Since then, human cases have continued to be reported and, as of 19 December 2013, there have been 147 laboratory-confirmed cases from: Zhejiang (51 cases), Shanghai (34), Jiangsu (27), Fujian (5), Guangdong (6), Jiangxi (5), Henan (4), Anhui (4), Hunan (3), Beijing (2), Shandong (2), Hong Kong (2), Hebei (1) and Taiwan (1).
Figure 1: Distribution of cumulative number of confirmed cases of avian influenza A(H7N9), March – 19 December 2013
Since October 2013, twelve new cases have been reported, ten cases have occurred in two previously affected provinces (Zhejiang and Guangdong) and two cases have been reported in Hong Kong.
Figure 2: Distribution of confirmed cases of avian influenza A(H7N9), by date of reporting, week 14 to 51, 2013 (as of 19 December 2013, n=147)
Most cases have developed severe respiratory disease. Forty-seven patients have died (case-fatality ratio=32%). The average age is 60 years, ranging from 3 to 91 years; 98 of 147 patients are male, and gender is unknown in five cases.
Figure 3: Distribution of confirmed cases of avian influenza A(H7N9), by age and gender, March to 19 December 2013 (n=142*)
A few small clusters have been detected but almost all cases have occurred sporadically, without obvious epidemiological links. While occasional human-to-human transmission in the clusters cannot be ruled out, there is no confirmed sustained human-to-human transmission. While most cases have developed severe disease, a few mild cases have been detected.
Most human A(H7N9) cases have reported contact with poultry or live bird markets. The most plausible underlying scenario is of a zoonotic avian influenza that has spread or is spreading in poultry in parts of eastern China. It is a severe threat to humans because of its lethal effect in 32% of human cases and genetic features that have human pandemic potential.
ECDC continues to monitor information on avian influenza A(H7N9). The assessment provided in the ECDC rapid risk assessment
(RRA) of 8 May 2013 remains valid.
EU citizens living or working in China are strongly advised to avoid live-bird markets. A likely scenario involves travellers who get infected in China and import the disease to Europe. Public health authorities should be prepared for the importation of the disease. However, the occurrence of imported cases would not change ECDC’s risk assessment.

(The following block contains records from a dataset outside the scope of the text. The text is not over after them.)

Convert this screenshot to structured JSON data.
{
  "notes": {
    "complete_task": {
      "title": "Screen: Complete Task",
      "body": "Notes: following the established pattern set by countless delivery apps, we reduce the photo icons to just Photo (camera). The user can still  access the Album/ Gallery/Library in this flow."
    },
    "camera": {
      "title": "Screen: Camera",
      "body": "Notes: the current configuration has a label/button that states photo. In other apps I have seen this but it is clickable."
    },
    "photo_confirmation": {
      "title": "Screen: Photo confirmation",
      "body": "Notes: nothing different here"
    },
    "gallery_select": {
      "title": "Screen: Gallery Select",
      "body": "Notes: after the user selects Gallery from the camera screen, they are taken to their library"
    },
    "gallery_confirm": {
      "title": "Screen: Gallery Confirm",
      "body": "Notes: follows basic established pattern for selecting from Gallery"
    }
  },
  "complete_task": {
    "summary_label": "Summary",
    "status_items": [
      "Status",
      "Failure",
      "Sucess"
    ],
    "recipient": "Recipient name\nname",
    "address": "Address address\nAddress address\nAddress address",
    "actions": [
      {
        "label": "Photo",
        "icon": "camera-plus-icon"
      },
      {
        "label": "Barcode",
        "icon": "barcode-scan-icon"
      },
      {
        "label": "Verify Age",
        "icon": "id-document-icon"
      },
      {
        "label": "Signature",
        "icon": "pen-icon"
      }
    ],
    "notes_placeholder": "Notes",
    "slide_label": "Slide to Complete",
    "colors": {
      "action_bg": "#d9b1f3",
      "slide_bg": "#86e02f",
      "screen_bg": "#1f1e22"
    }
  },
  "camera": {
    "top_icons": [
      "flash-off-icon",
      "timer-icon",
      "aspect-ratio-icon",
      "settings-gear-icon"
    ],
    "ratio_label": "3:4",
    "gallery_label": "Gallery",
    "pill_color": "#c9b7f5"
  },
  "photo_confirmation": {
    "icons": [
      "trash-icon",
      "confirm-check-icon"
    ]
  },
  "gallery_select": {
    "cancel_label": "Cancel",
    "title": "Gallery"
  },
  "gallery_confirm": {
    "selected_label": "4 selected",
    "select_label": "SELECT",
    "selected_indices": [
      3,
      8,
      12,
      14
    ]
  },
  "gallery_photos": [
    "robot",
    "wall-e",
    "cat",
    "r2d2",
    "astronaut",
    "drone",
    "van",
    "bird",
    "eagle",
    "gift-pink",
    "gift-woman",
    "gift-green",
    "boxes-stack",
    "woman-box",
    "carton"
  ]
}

ECDC’s view is that if this virus persists in poultry, it will represent a significant long-term threat, either as a zoonosis or perhaps a pandemic virus. Both eventualities should be prepared for.